===== Supplied records =====

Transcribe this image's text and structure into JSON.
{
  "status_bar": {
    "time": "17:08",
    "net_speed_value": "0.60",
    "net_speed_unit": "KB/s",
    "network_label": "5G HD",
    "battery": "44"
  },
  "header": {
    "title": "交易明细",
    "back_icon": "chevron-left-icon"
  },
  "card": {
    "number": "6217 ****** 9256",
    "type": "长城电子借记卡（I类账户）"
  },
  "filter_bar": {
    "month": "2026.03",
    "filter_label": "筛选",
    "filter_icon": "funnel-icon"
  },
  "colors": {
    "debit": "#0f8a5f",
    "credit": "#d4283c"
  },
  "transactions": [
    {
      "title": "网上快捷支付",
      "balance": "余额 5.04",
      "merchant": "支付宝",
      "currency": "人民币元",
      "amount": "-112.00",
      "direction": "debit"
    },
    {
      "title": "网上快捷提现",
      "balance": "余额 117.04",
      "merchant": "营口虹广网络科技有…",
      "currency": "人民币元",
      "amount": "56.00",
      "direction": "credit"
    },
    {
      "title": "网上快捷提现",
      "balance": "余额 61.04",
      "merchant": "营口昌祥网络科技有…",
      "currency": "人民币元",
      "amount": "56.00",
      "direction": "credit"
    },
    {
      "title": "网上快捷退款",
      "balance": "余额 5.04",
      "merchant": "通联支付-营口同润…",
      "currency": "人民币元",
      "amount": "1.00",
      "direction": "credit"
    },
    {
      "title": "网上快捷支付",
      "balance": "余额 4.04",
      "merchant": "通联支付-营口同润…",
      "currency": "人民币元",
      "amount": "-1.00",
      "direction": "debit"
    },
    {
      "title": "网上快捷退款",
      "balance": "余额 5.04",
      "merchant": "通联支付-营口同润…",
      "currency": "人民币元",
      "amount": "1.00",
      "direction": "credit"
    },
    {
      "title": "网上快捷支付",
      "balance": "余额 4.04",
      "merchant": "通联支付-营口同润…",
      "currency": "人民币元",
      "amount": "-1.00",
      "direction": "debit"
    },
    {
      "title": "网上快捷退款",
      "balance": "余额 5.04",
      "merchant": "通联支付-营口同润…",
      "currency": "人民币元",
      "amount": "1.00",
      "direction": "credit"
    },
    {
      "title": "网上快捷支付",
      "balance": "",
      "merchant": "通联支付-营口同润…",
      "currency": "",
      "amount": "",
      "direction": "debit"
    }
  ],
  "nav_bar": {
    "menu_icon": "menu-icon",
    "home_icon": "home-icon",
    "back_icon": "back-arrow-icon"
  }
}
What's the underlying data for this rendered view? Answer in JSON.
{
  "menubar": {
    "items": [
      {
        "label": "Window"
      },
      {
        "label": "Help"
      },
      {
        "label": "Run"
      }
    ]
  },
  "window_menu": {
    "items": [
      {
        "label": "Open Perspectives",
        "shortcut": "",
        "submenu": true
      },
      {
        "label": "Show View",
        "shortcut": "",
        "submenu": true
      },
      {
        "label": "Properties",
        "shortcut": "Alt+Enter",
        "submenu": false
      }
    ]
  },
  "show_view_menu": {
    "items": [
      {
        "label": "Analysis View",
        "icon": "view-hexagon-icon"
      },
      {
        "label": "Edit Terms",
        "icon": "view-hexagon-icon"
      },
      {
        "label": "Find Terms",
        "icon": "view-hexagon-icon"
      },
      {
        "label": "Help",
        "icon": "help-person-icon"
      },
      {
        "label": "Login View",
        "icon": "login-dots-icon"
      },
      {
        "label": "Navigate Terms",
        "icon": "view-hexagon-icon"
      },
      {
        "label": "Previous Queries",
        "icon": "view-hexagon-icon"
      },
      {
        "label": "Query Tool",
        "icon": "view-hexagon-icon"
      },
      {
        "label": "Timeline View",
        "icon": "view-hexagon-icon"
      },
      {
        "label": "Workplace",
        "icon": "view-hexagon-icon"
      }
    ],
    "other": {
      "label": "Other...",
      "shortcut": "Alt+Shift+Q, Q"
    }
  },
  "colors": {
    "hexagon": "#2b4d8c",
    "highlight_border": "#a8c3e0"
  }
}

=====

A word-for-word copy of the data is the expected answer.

Written reply:
Transcribe this image's text and structure into JSON.
{
  "status_bar": {
    "time": "17:08",
    "net_speed_value": "0.60",
    "net_speed_unit": "KB/s",
    "network_label": "5G HD",
    "battery": "44"
  },
  "header": {
    "title": "交易明细",
    "back_icon": "chevron-left-icon"
  },
  "card": {
    "number": "6217 ****** 9256",
    "type": "长城电子借记卡（I类账户）"
  },
  "filter_bar": {
    "month": "2026.03",
    "filter_label": "筛选",
    "filter_icon": "funnel-icon"
  },
  "colors": {
    "debit": "#0f8a5f",
    "credit": "#d4283c"
  },
  "transactions": [
    {
      "title": "网上快捷支付",
      "balance": "余额 5.04",
      "merchant": "支付宝",
      "currency": "人民币元",
      "amount": "-112.00",
      "direction": "debit"
    },
    {
      "title": "网上快捷提现",
      "balance": "余额 117.04",
      "merchant": "营口虹广网络科技有…",
      "currency": "人民币元",
      "amount": "56.00",
      "direction": "credit"
    },
    {
      "title": "网上快捷提现",
      "balance": "余额 61.04",
      "merchant": "营口昌祥网络科技有…",
      "currency": "人民币元",
      "amount": "56.00",
      "direction": "credit"
    },
    {
      "title": "网上快捷退款",
      "balance": "余额 5.04",
      "merchant": "通联支付-营口同润…",
      "currency": "人民币元",
      "amount": "1.00",
      "direction": "credit"
    },
    {
      "title": "网上快捷支付",
      "balance": "余额 4.04",
      "merchant": "通联支付-营口同润…",
      "currency": "人民币元",
      "amount": "-1.00",
      "direction": "debit"
    },
    {
      "title": "网上快捷退款",
      "balance": "余额 5.04",
      "merchant": "通联支付-营口同润…",
      "currency": "人民币元",
      "amount": "1.00",
      "direction": "credit"
    },
    {
      "title": "网上快捷支付",
      "balance": "余额 4.04",
      "merchant": "通联支付-营口同润…",
      "currency": "人民币元",
      "amount": "-1.00",
      "direction": "debit"
    },
    {
      "title": "网上快捷退款",
      "balance": "余额 5.04",
      "merchant": "通联支付-营口同润…",
      "currency": "人民币元",
      "amount": "1.00",
      "direction": "credit"
    },
    {
      "title": "网上快捷支付",
      "balance": "",
      "merchant": "通联支付-营口同润…",
      "currency": "",
      "amount": "",
      "direction": "debit"
    }
  ],
  "nav_bar": {
    "menu_icon": "menu-icon",
    "home_icon": "home-icon",
    "back_icon": "back-arrow-icon"
  }
}
What's the underlying data for this rendered view? Answer in JSON.
{
  "menubar": {
    "items": [
      {
        "label": "Window"
      },
      {
        "label": "Help"
      },
      {
        "label": "Run"
      }
    ]
  },
  "window_menu": {
    "items": [
      {
        "label": "Open Perspectives",
        "shortcut": "",
        "submenu": true
      },
      {
        "label": "Show View",
        "shortcut": "",
        "submenu": true
      },
      {
        "label": "Properties",
        "shortcut": "Alt+Enter",
        "submenu": false
      }
    ]
  },
  "show_view_menu": {
    "items": [
      {
        "label": "Analysis View",
        "icon": "view-hexagon-icon"
      },
      {
        "label": "Edit Terms",
        "icon": "view-hexagon-icon"
      },
      {
        "label": "Find Terms",
        "icon": "view-hexagon-icon"
      },
      {
        "label": "Help",
        "icon": "help-person-icon"
      },
      {
        "label": "Login View",
        "icon": "login-dots-icon"
      },
      {
        "label": "Navigate Terms",
        "icon": "view-hexagon-icon"
      },
      {
        "label": "Previous Queries",
        "icon": "view-hexagon-icon"
      },
      {
        "label": "Query Tool",
        "icon": "view-hexagon-icon"
      },
      {
        "label": "Timeline View",
        "icon": "view-hexagon-icon"
      },
      {
        "label": "Workplace",
        "icon": "view-hexagon-icon"
      }
    ],
    "other": {
      "label": "Other...",
      "shortcut": "Alt+Shift+Q, Q"
    }
  },
  "colors": {
    "hexagon": "#2b4d8c",
    "highlight_border": "#a8c3e0"
  }
}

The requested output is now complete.